"Neither snow, nor rain, nor heat, nor gloom of night, stays these couriers from the swift completion of their appointed rounds"
-Unofficial motto of the United States Postal Service, adapted from Heroditus (circa 475 BC)
This all started about two months ago. The Woman I Love and I received a note in our mail box, but no mail. The notice informed us that there was an "animal conflict" at our address, and that no mail would be delivered until the mail box was moved from the side to the front of our house. We were a bit confused; yes, we'd had an animal conflict or two with our pets, but they were three "indoor only" [unless one made it out the door] cats.
After a little investigation, we found out the new people in the front house had brought with them two pit bulls. I met them and, although they took to TWIL a lot more than they did to me, we all got along very well. I also learned that:
1. / The Postal Service was only going to allow us one pick-up at the Main
Post Office [not the branch within walking distance of our house], and
2. / The Postal Supervisor handling the matter was basing his decision strictly
on the mail carrier's statement that she was "afraid" of the pit bulls.

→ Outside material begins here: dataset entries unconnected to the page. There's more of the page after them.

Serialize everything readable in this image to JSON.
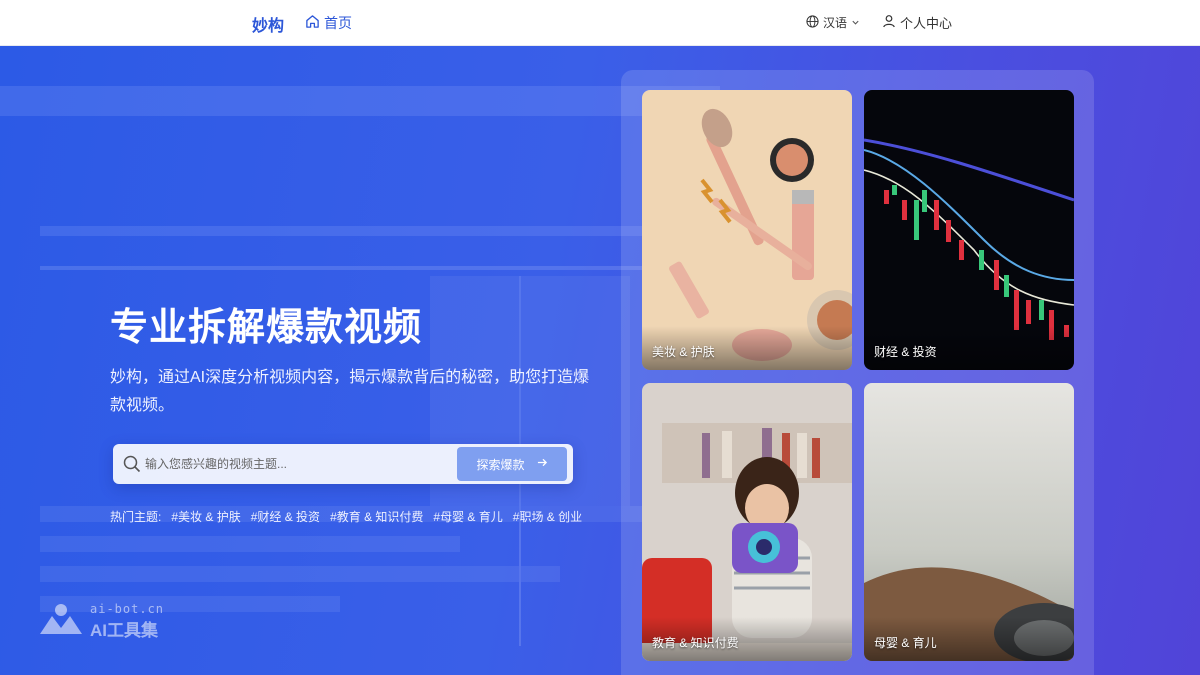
{
  "nav": {
    "brand": "妙构",
    "home_label": "首页",
    "lang_label": "汉语",
    "user_label": "个人中心"
  },
  "hero": {
    "title": "专业拆解爆款视频",
    "description": "妙构，通过AI深度分析视频内容，揭示爆款背后的秘密，助您打造爆款视频。"
  },
  "search": {
    "placeholder": "输入您感兴趣的视频主题...",
    "button_label": "探索爆款"
  },
  "hot_topics": {
    "label": "热门主题:",
    "tags": [
      "#美妆 & 护肤",
      "#财经 & 投资",
      "#教育 & 知识付费",
      "#母婴 & 育儿",
      "#职场 & 创业"
    ]
  },
  "cards": [
    {
      "label": "美妆 & 护肤"
    },
    {
      "label": "财经 & 投资"
    },
    {
      "label": "教育 & 知识付费"
    },
    {
      "label": "母婴 & 育儿"
    }
  ],
  "watermark": {
    "domain": "ai-bot.cn",
    "name": "AI工具集"
  },
  "colors": {
    "brand": "#2d57d8",
    "hero_start": "#2c5ae6",
    "hero_end": "#5144d8",
    "button": "#7f9ff0"
  }
}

[I'm sorry. The very least he could have done was to personally examine the matter. I had an uncle who was a long-time postal inspector and supervisor, and I don't believe he would have avoided a visit]
At any rate, the battle continues. The mail person wouldn't deliver one day because she thought the dogs might break through the door [that one I might grant her. They've charged the side door, barking and growling, when I've come home from work, and it sounds like they might come through]. Another time, she refused to deliver because the front window of the house was open, and she was concerned they might jump through it.
(Oddly enough, she's not afraid of most dogs. The former residents of the front apartment had a mixed-breed dog which had a habit of jumping on people [personally, I think he had legitimate issues. He was almost always left outside, and the jumps may well have been an attempt to get and keep a little company]. She brought him dog biscuits.)
The last time we checked [Saturday morning, after the people in front had blasted the postal supervisor over the phone], it looked like the mail would not be delivered until the mail person was assured that there was no way the dogs could get out.If that didn't happen, all residents of the house would have to get a Post Office box, and pick up the mail. If that is the way things are left, I don't think we should have to pay for it. After all, we don't own the dogs [which, for the record, are devoted barkers, but have yet to jump up on anyone within my sight]. I'll have to let you know how this all turns out.
Sorry this isn't funnier.